Interface dataset entries:
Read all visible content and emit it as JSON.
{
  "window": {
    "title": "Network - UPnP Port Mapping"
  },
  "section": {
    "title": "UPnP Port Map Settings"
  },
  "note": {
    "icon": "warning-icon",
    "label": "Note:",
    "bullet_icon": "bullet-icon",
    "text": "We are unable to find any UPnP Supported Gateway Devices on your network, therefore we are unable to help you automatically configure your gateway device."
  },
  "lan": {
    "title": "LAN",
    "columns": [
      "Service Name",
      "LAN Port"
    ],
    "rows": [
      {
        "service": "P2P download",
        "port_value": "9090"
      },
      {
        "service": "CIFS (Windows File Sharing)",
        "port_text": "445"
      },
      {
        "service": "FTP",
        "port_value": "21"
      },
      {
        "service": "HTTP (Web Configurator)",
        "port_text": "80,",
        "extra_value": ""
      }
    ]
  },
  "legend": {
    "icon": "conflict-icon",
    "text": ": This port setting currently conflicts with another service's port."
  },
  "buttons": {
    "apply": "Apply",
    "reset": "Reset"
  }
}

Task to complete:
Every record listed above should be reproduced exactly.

Written answer:
Read all visible content and emit it as JSON.
{
  "window": {
    "title": "Network - UPnP Port Mapping"
  },
  "section": {
    "title": "UPnP Port Map Settings"
  },
  "note": {
    "icon": "warning-icon",
    "label": "Note:",
    "bullet_icon": "bullet-icon",
    "text": "We are unable to find any UPnP Supported Gateway Devices on your network, therefore we are unable to help you automatically configure your gateway device."
  },
  "lan": {
    "title": "LAN",
    "columns": [
      "Service Name",
      "LAN Port"
    ],
    "rows": [
      {
        "service": "P2P download",
        "port_value": "9090"
      },
      {
        "service": "CIFS (Windows File Sharing)",
        "port_text": "445"
      },
      {
        "service": "FTP",
        "port_value": "21"
      },
      {
        "service": "HTTP (Web Configurator)",
        "port_text": "80,",
        "extra_value": ""
      }
    ]
  },
  "legend": {
    "icon": "conflict-icon",
    "text": ": This port setting currently conflicts with another service's port."
  },
  "buttons": {
    "apply": "Apply",
    "reset": "Reset"
  }
}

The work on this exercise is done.